Walkabout Books has issued their Catalogue Three. An American Miscellany. This is a selection of very American material, that is, the issues and discoveries described are quintessentially part of American history. If this is your field, you will be fascinated with this material. Most of what you will find comes from the 19th century, and what does not, is close to that century's beginning or end. Here are a few items we found.
What could be more American than a fascination with disasters? As the preface tells us, “The work is decidedly American.” This is an account of the worst American catastrophes as of 1846: Steamboat Disasters and Railroad Accidents in the United States... This is a “revised and improved” edition of an 1840 book, with no author listed. It contains, “authentic accounts of nearly all the various disasters on steamboats and railroads that have occurred, during many years, throughout the United States.” It claims that no other similarly thorough collection of misery has ever before been published. Item 24. Priced at $200.

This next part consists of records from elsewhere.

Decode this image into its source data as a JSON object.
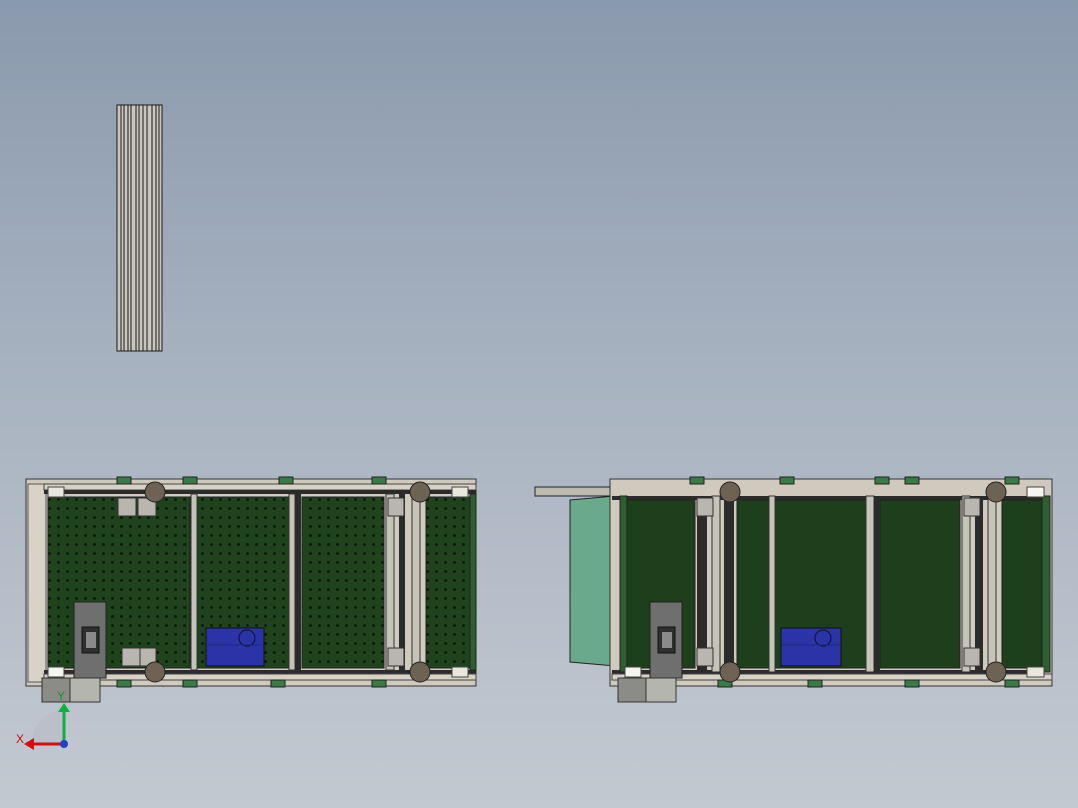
{
  "viewport": {
    "background_top": "#8a99ad",
    "background_bottom": "#c3c9d1"
  },
  "parts": {
    "aluminum_profile": {
      "name": "aluminum-profile-view"
    },
    "conveyor_left": {
      "name": "conveyor-top-view-perforated"
    },
    "conveyor_right": {
      "name": "conveyor-top-view-plain"
    }
  },
  "colors": {
    "bed_dark_green": "#1d3f1b",
    "panel_green": "#2f5f2f",
    "frame_gray": "#b9b6aa",
    "rail_dark": "#2b2b2b",
    "roller_brown": "#6e6254",
    "motor_blue": "#2a34a6",
    "guard_light_green": "#6aa98c",
    "x_axis": "#d01010",
    "y_axis": "#10b040"
  },
  "triad": {
    "x_label": "X",
    "y_label": "Y",
    "x_icon": "x-axis-arrow-icon",
    "y_icon": "y-axis-arrow-icon"
  }
}
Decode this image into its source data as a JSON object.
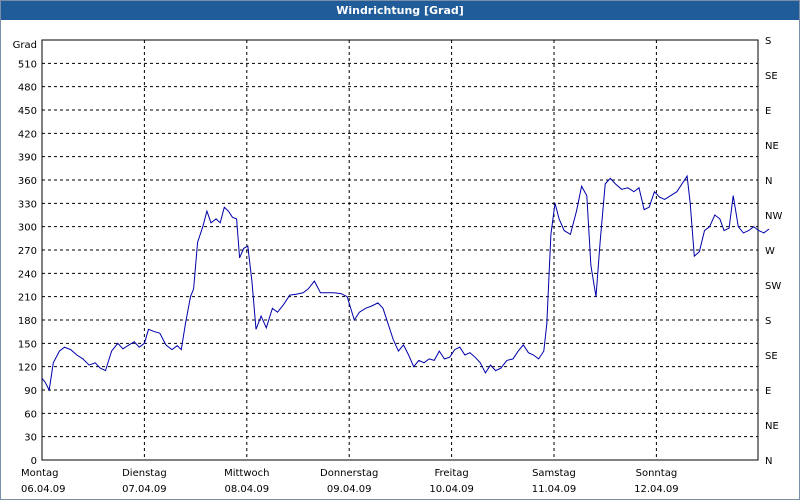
{
  "window": {
    "title": "Windrichtung [Grad]"
  },
  "chart_data": {
    "type": "line",
    "title": "Windrichtung [Grad]",
    "ylabel": "Grad",
    "ylim": [
      0,
      540
    ],
    "y_ticks": [
      0,
      30,
      60,
      90,
      120,
      150,
      180,
      210,
      240,
      270,
      300,
      330,
      360,
      390,
      420,
      450,
      480,
      510
    ],
    "y2_labels": [
      "N",
      "NE",
      "E",
      "SE",
      "S",
      "SW",
      "W",
      "NW",
      "N",
      "NE",
      "E",
      "SE",
      "S"
    ],
    "x_range": [
      0,
      7
    ],
    "x_ticks": [
      {
        "x": 0,
        "day": "Montag",
        "date": "06.04.09"
      },
      {
        "x": 1,
        "day": "Dienstag",
        "date": "07.04.09"
      },
      {
        "x": 2,
        "day": "Mittwoch",
        "date": "08.04.09"
      },
      {
        "x": 3,
        "day": "Donnerstag",
        "date": "09.04.09"
      },
      {
        "x": 4,
        "day": "Freitag",
        "date": "10.04.09"
      },
      {
        "x": 5,
        "day": "Samstag",
        "date": "11.04.09"
      },
      {
        "x": 6,
        "day": "Sonntag",
        "date": "12.04.09"
      }
    ],
    "grid": true,
    "colors": {
      "line": "#0000aa",
      "grid": "#000000",
      "titlebar": "#1f5c99"
    },
    "series": [
      {
        "points": [
          [
            0.0,
            105
          ],
          [
            0.03,
            100
          ],
          [
            0.07,
            90
          ],
          [
            0.11,
            125
          ],
          [
            0.17,
            140
          ],
          [
            0.22,
            145
          ],
          [
            0.28,
            142
          ],
          [
            0.34,
            135
          ],
          [
            0.4,
            130
          ],
          [
            0.46,
            122
          ],
          [
            0.52,
            125
          ],
          [
            0.57,
            118
          ],
          [
            0.62,
            115
          ],
          [
            0.68,
            140
          ],
          [
            0.74,
            150
          ],
          [
            0.79,
            143
          ],
          [
            0.85,
            148
          ],
          [
            0.9,
            152
          ],
          [
            0.95,
            145
          ],
          [
            1.0,
            150
          ],
          [
            1.04,
            168
          ],
          [
            1.1,
            165
          ],
          [
            1.15,
            163
          ],
          [
            1.21,
            148
          ],
          [
            1.27,
            142
          ],
          [
            1.32,
            147
          ],
          [
            1.36,
            142
          ],
          [
            1.4,
            175
          ],
          [
            1.45,
            210
          ],
          [
            1.48,
            220
          ],
          [
            1.52,
            280
          ],
          [
            1.57,
            300
          ],
          [
            1.61,
            320
          ],
          [
            1.65,
            305
          ],
          [
            1.7,
            310
          ],
          [
            1.74,
            305
          ],
          [
            1.78,
            325
          ],
          [
            1.82,
            320
          ],
          [
            1.86,
            312
          ],
          [
            1.9,
            310
          ],
          [
            1.93,
            260
          ],
          [
            1.97,
            272
          ],
          [
            2.01,
            275
          ],
          [
            2.05,
            230
          ],
          [
            2.09,
            168
          ],
          [
            2.14,
            185
          ],
          [
            2.19,
            170
          ],
          [
            2.25,
            195
          ],
          [
            2.3,
            190
          ],
          [
            2.36,
            200
          ],
          [
            2.42,
            212
          ],
          [
            2.48,
            213
          ],
          [
            2.55,
            215
          ],
          [
            2.6,
            220
          ],
          [
            2.66,
            230
          ],
          [
            2.72,
            215
          ],
          [
            2.78,
            215
          ],
          [
            2.85,
            215
          ],
          [
            2.92,
            214
          ],
          [
            2.98,
            210
          ],
          [
            3.05,
            180
          ],
          [
            3.1,
            190
          ],
          [
            3.16,
            195
          ],
          [
            3.22,
            198
          ],
          [
            3.28,
            202
          ],
          [
            3.33,
            195
          ],
          [
            3.38,
            175
          ],
          [
            3.43,
            155
          ],
          [
            3.48,
            140
          ],
          [
            3.53,
            148
          ],
          [
            3.58,
            135
          ],
          [
            3.63,
            120
          ],
          [
            3.68,
            128
          ],
          [
            3.73,
            125
          ],
          [
            3.78,
            130
          ],
          [
            3.83,
            128
          ],
          [
            3.88,
            140
          ],
          [
            3.93,
            130
          ],
          [
            3.98,
            132
          ],
          [
            4.03,
            142
          ],
          [
            4.08,
            145
          ],
          [
            4.13,
            135
          ],
          [
            4.18,
            138
          ],
          [
            4.23,
            132
          ],
          [
            4.28,
            125
          ],
          [
            4.33,
            112
          ],
          [
            4.38,
            122
          ],
          [
            4.43,
            115
          ],
          [
            4.48,
            118
          ],
          [
            4.54,
            128
          ],
          [
            4.6,
            130
          ],
          [
            4.65,
            140
          ],
          [
            4.7,
            148
          ],
          [
            4.75,
            138
          ],
          [
            4.8,
            135
          ],
          [
            4.85,
            130
          ],
          [
            4.9,
            140
          ],
          [
            4.93,
            175
          ],
          [
            4.97,
            290
          ],
          [
            5.01,
            330
          ],
          [
            5.05,
            310
          ],
          [
            5.1,
            295
          ],
          [
            5.16,
            290
          ],
          [
            5.22,
            320
          ],
          [
            5.27,
            352
          ],
          [
            5.32,
            340
          ],
          [
            5.36,
            250
          ],
          [
            5.41,
            210
          ],
          [
            5.45,
            280
          ],
          [
            5.5,
            355
          ],
          [
            5.55,
            362
          ],
          [
            5.6,
            355
          ],
          [
            5.66,
            348
          ],
          [
            5.72,
            350
          ],
          [
            5.78,
            345
          ],
          [
            5.83,
            350
          ],
          [
            5.88,
            322
          ],
          [
            5.93,
            325
          ],
          [
            5.98,
            345
          ],
          [
            6.03,
            338
          ],
          [
            6.08,
            335
          ],
          [
            6.14,
            340
          ],
          [
            6.2,
            345
          ],
          [
            6.25,
            355
          ],
          [
            6.3,
            365
          ],
          [
            6.33,
            330
          ],
          [
            6.37,
            262
          ],
          [
            6.42,
            268
          ],
          [
            6.47,
            295
          ],
          [
            6.52,
            300
          ],
          [
            6.57,
            315
          ],
          [
            6.62,
            310
          ],
          [
            6.66,
            295
          ],
          [
            6.71,
            298
          ],
          [
            6.75,
            340
          ],
          [
            6.8,
            300
          ],
          [
            6.85,
            292
          ],
          [
            6.9,
            295
          ],
          [
            6.95,
            300
          ],
          [
            7.0,
            295
          ],
          [
            7.05,
            292
          ],
          [
            7.1,
            297
          ]
        ]
      }
    ]
  }
}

Remember how your mother would dress you warmly so you wouldn't catch your death of cold? Perhaps that was because she read this book by Samuel Thomson, published in 1825 (second edition): A Narrative of the Life and Medical Discoveries of Samuel Thomson; Containing an Account of His System of Practice, and the Manner of Curing Disease with Vegetable Medicine... Thomson, described here as a “self-taught practitioner” (and nothing scares me more than a “self-taught” doctor), had a theory that death was caused by a diminution of heat from the body. Perhaps he so concluded from the fact that dead bodies become cold, but if so, he had cause and effect mixed up. Thomson believed that eating various plants would help preserve body heat, though brandy and steam baths were also recommended. I can certainly vouch for the warming capacities of one of his recommended vegetable products – cayenne pepper. Actually, Thomson is given credit for some positive influences on medicine. His “cures” were of no benefit, but that was also true of many mainstream medical practices of the day, such as bloodletting. The surprising degree of acceptance of Thomson's theories forced other medical practitioners to reevaluate the success of what they were recommending. Item 33. $300.
Here is another warm way of curing disease, and it came from the well-known John Harvey Kellogg, inventor of the corn flake: Light Therapeutics, A Practical Manual of Phototherapy for the Student and the Practitioner. This revised edition was published in 1910, but Kellogg notes that he had been using incandescent light baths at his Battle Creel Sanitarium since 1891, the early days of the light bulb. This was a time when new scientific discoveries, such as electricity and radiation, were believed to have great healing powers. Kellogg was half right when he proclaimed, “the time will soon arise when no hospital will be considered fully equipped...[without] a full set of electric light appliances for therapeutic use.” Hospitals certainly are now fully equipped with electric light appliances. No one wants to undergo brain surgery by candlelight. Still, that's stretching the definition of “therapeutic use” for lights. Item 30. $150.